#### Brief
Every line below needs to be reproduced exactly.

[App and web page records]
-------------------------

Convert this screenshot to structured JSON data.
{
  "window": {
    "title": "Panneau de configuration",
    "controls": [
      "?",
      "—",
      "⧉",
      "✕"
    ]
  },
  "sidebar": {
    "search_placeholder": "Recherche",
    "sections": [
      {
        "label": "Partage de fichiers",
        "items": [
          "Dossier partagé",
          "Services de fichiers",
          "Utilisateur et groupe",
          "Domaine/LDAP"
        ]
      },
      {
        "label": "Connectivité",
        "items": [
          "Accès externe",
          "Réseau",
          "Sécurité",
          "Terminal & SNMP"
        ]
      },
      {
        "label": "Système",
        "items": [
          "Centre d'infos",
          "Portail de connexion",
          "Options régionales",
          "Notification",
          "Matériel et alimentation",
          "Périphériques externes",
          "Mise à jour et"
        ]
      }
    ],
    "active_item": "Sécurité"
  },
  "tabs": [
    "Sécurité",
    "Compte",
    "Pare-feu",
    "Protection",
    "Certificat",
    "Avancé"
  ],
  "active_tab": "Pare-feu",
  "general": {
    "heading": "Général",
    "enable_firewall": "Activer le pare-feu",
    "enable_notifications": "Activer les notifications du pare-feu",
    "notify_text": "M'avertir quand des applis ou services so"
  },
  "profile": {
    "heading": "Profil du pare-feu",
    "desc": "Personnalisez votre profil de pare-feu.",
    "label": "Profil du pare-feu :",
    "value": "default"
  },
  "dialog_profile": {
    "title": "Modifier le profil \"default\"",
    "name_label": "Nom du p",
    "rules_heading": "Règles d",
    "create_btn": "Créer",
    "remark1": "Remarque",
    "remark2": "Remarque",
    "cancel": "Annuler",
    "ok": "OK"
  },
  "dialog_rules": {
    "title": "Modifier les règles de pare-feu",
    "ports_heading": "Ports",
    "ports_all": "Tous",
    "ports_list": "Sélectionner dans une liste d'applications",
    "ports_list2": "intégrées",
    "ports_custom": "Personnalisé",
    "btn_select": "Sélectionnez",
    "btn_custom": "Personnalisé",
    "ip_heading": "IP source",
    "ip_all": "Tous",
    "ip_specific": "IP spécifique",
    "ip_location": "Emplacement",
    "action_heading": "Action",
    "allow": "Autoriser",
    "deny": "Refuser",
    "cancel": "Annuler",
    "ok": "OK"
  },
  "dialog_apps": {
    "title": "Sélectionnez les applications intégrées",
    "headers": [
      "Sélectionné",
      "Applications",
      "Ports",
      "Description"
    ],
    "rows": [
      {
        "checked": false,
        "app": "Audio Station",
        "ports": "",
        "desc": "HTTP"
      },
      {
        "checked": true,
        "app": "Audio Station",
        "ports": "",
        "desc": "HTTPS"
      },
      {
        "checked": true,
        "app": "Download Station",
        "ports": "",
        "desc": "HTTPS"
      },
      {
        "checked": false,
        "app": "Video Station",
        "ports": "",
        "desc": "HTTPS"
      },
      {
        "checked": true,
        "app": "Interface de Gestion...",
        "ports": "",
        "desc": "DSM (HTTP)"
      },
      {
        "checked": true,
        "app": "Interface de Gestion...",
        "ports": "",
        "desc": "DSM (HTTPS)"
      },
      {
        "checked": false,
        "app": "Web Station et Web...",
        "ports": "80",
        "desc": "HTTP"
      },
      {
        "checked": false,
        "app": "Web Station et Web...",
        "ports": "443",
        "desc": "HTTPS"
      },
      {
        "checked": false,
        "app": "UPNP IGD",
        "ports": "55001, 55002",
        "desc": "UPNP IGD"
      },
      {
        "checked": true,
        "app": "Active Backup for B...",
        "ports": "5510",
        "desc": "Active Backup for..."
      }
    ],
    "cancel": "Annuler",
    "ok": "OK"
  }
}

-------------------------

#### Task answer
Convert this screenshot to structured JSON data.
{
  "window": {
    "title": "Panneau de configuration",
    "controls": [
      "?",
      "—",
      "⧉",
      "✕"
    ]
  },
  "sidebar": {
    "search_placeholder": "Recherche",
    "sections": [
      {
        "label": "Partage de fichiers",
        "items": [
          "Dossier partagé",
          "Services de fichiers",
          "Utilisateur et groupe",
          "Domaine/LDAP"
        ]
      },
      {
        "label": "Connectivité",
        "items": [
          "Accès externe",
          "Réseau",
          "Sécurité",
          "Terminal & SNMP"
        ]
      },
      {
        "label": "Système",
        "items": [
          "Centre d'infos",
          "Portail de connexion",
          "Options régionales",
          "Notification",
          "Matériel et alimentation",
          "Périphériques externes",
          "Mise à jour et"
        ]
      }
    ],
    "active_item": "Sécurité"
  },
  "tabs": [
    "Sécurité",
    "Compte",
    "Pare-feu",
    "Protection",
    "Certificat",
    "Avancé"
  ],
  "active_tab": "Pare-feu",
  "general": {
    "heading": "Général",
    "enable_firewall": "Activer le pare-feu",
    "enable_notifications": "Activer les notifications du pare-feu",
    "notify_text": "M'avertir quand des applis ou services so"
  },
  "profile": {
    "heading": "Profil du pare-feu",
    "desc": "Personnalisez votre profil de pare-feu.",
    "label": "Profil du pare-feu :",
    "value": "default"
  },
  "dialog_profile": {
    "title": "Modifier le profil \"default\"",
    "name_label": "Nom du p",
    "rules_heading": "Règles d",
    "create_btn": "Créer",
    "remark1": "Remarque",
    "remark2": "Remarque",
    "cancel": "Annuler",
    "ok": "OK"
  },
  "dialog_rules": {
    "title": "Modifier les règles de pare-feu",
    "ports_heading": "Ports",
    "ports_all": "Tous",
    "ports_list": "Sélectionner dans une liste d'applications",
    "ports_list2": "intégrées",
    "ports_custom": "Personnalisé",
    "btn_select": "Sélectionnez",
    "btn_custom": "Personnalisé",
    "ip_heading": "IP source",
    "ip_all": "Tous",
    "ip_specific": "IP spécifique",
    "ip_location": "Emplacement",
    "action_heading": "Action",
    "allow": "Autoriser",
    "deny": "Refuser",
    "cancel": "Annuler",
    "ok": "OK"
  },
  "dialog_apps": {
    "title": "Sélectionnez les applications intégrées",
    "headers": [
      "Sélectionné",
      "Applications",
      "Ports",
      "Description"
    ],
    "rows": [
      {
        "checked": false,
        "app": "Audio Station",
        "ports": "",
        "desc": "HTTP"
      },
      {
        "checked": true,
        "app": "Audio Station",
        "ports": "",
        "desc": "HTTPS"
      },
      {
        "checked": true,
        "app": "Download Station",
        "ports": "",
        "desc": "HTTPS"
      },
      {
        "checked": false,
        "app": "Video Station",
        "ports": "",
        "desc": "HTTPS"
      },
      {
        "checked": true,
        "app": "Interface de Gestion...",
        "ports": "",
        "desc": "DSM (HTTP)"
      },
      {
        "checked": true,
        "app": "Interface de Gestion...",
        "ports": "",
        "desc": "DSM (HTTPS)"
      },
      {
        "checked": false,
        "app": "Web Station et Web...",
        "ports": "80",
        "desc": "HTTP"
      },
      {
        "checked": false,
        "app": "Web Station et Web...",
        "ports": "443",
        "desc": "HTTPS"
      },
      {
        "checked": false,
        "app": "UPNP IGD",
        "ports": "55001, 55002",
        "desc": "UPNP IGD"
      },
      {
        "checked": true,
        "app": "Active Backup for B...",
        "ports": "5510",
        "desc": "Active Backup for..."
      }
    ],
    "cancel": "Annuler",
    "ok": "OK"
  }
}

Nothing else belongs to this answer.